- Poster presentation
- Open Access
P02.113. The benefits of yoga for women veterans with chronic low back pain
© Groessl et al; licensee BioMed Central Ltd. 2012
- Published: 12 June 2012
- Veteran Affair
- Primary Care Provider
- Repeat Measure ANOVAs
- Chronic Back Pain
- Home Practice
Chronic low back pain (CLBP) is prevalent among military veterans and often leads to functional limitations, psychological symptoms, lower quality of life, and higher health care costs. An increasing proportion of US veterans are women, and women veterans may have different healthcare needs than men veterans. The purpose of this study was to assess the impact of a yoga intervention on women and men with CLBP.

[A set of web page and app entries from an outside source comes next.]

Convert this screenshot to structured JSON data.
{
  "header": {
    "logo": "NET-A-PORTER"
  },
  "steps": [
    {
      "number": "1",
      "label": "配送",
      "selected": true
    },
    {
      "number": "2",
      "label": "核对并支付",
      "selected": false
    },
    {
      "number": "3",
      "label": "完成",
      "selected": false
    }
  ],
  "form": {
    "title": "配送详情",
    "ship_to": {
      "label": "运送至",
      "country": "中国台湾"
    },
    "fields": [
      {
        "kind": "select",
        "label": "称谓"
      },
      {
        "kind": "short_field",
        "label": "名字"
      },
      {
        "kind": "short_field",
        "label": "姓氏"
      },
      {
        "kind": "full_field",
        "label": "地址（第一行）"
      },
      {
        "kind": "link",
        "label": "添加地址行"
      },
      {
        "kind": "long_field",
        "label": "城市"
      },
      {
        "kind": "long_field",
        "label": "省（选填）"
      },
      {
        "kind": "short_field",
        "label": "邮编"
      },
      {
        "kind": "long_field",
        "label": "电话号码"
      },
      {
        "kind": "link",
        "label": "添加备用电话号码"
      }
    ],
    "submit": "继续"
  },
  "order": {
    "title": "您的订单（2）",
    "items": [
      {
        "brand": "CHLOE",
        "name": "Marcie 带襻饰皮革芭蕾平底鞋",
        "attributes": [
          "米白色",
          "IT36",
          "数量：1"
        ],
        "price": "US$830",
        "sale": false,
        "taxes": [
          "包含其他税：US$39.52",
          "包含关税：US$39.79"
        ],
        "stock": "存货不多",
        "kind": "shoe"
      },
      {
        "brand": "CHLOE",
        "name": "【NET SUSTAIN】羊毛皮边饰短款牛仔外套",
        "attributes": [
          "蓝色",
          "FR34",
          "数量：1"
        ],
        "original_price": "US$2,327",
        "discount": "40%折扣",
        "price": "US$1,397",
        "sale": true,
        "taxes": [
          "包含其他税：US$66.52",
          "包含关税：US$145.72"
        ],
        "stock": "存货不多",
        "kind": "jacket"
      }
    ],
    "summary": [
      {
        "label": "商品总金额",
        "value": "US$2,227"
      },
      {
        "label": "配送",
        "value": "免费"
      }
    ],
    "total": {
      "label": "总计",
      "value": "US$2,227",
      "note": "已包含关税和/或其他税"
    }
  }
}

Veterans Affairs (VA) patients with CLBP were referred by primary care providers to a clinical yoga program. Research participants completed a brief battery of questionnaires before their first yoga class and again 10 weeks later in a single group, pre-post study design. Questionnaires included measures of pain (Pain Severity Scale), depression (CESD-10), energy/fatigue, and health-related quality of life (SF-12). Yoga attendance and home practice of yoga were also measured. Repeated measures ANOVAs were used to analyze group differences over time while controlling for baseline differences.
The 53 participants who completed both assessments had a mean age of 53 years, were well educated, 41% non-White, 49% married, and had varying employment status. Women participants had significantly larger decreases in depression (p=.046) and pain “on average” (p=.050), but larger increases in energy (p=.034) and SF-12 Mental Health (p=.044) than men who participated. The groups did not differ significantly on yoga attendance or home practice of yoga.
Our results suggest that women veterans may benefit more than men veterans from yoga interventions for chronic back pain. Conclusions are tentative because of the small sample size and quasi-experimental study design. A more rigorous study is being designed to answer these research questions more definitively.
This article is published under license to BioMed Central Ltd. This is an Open Access article distributed under the terms of the Creative Commons Attribution License (http://creativecommons.org/licenses/by/2.0), which permits unrestricted use, distribution, and reproduction in any medium, provided the original work is properly cited.